▶ Problem details: For the word "revenue", give the number of lines in these entries that contain it, with nothing else.
Material for this exercise: Begin
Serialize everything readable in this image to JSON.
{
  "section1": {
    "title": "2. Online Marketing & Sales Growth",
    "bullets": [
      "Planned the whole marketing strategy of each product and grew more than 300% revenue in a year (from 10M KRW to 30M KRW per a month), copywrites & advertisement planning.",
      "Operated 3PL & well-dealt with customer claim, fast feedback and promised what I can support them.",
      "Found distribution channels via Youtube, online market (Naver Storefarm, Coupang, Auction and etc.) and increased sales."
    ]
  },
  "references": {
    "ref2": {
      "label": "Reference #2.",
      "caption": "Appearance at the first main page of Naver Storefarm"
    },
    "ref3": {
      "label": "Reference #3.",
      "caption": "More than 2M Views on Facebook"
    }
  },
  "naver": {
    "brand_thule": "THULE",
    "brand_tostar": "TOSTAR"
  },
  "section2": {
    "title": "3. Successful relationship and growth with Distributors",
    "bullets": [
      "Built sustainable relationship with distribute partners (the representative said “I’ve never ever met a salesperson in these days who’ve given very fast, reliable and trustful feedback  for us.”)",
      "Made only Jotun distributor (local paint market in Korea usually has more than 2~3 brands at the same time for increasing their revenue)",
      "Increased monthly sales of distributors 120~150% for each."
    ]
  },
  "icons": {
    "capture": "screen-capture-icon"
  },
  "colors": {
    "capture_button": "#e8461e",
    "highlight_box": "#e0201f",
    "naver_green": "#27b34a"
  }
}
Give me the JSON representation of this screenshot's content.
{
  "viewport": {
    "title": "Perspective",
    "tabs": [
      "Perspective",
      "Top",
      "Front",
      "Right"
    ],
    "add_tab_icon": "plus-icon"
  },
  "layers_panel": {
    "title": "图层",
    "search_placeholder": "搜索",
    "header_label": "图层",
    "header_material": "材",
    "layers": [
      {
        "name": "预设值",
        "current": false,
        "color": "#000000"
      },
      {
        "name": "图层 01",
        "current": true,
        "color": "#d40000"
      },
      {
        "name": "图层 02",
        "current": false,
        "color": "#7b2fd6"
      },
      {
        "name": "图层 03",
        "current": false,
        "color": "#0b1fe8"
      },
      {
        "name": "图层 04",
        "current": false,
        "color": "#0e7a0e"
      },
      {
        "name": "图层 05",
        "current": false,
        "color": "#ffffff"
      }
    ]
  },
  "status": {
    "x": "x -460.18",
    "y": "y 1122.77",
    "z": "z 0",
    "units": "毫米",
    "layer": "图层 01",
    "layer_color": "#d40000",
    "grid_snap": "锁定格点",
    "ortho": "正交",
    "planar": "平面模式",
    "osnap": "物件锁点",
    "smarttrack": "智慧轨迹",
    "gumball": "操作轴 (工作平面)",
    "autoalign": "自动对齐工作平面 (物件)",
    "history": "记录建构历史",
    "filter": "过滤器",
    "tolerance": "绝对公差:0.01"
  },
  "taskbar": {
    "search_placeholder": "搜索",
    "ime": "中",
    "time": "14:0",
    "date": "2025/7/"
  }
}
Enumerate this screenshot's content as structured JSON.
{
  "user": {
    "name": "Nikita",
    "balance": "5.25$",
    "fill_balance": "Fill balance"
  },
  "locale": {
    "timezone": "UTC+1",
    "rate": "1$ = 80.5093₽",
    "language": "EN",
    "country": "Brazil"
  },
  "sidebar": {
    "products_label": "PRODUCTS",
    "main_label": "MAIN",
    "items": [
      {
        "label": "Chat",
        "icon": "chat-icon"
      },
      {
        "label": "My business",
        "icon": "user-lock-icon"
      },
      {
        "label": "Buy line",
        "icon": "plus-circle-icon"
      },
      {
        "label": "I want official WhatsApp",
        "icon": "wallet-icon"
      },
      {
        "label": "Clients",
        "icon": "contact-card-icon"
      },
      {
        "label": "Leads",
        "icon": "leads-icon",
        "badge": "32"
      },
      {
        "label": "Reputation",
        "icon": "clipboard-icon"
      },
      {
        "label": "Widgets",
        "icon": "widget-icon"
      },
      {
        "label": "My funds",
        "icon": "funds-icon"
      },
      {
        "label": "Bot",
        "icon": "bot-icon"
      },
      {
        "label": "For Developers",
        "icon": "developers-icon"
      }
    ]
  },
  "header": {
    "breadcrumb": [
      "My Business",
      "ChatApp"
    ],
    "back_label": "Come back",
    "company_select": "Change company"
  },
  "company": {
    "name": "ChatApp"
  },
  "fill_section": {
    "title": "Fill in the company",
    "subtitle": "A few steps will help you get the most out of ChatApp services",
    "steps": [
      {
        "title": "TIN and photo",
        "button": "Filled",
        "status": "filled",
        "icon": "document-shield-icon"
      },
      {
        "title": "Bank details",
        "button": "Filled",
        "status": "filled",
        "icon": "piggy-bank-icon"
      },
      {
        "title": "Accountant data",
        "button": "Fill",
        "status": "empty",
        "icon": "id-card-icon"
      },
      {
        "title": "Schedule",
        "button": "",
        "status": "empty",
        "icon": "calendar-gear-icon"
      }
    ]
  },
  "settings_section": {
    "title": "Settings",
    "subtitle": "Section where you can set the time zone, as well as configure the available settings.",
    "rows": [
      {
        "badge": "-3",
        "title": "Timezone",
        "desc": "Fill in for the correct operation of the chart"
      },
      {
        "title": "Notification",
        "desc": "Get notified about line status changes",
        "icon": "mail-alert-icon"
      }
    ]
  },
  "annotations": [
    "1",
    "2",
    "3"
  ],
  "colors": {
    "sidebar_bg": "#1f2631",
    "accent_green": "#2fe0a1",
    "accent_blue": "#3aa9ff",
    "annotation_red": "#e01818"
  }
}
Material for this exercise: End
▶ Finished exercise: 2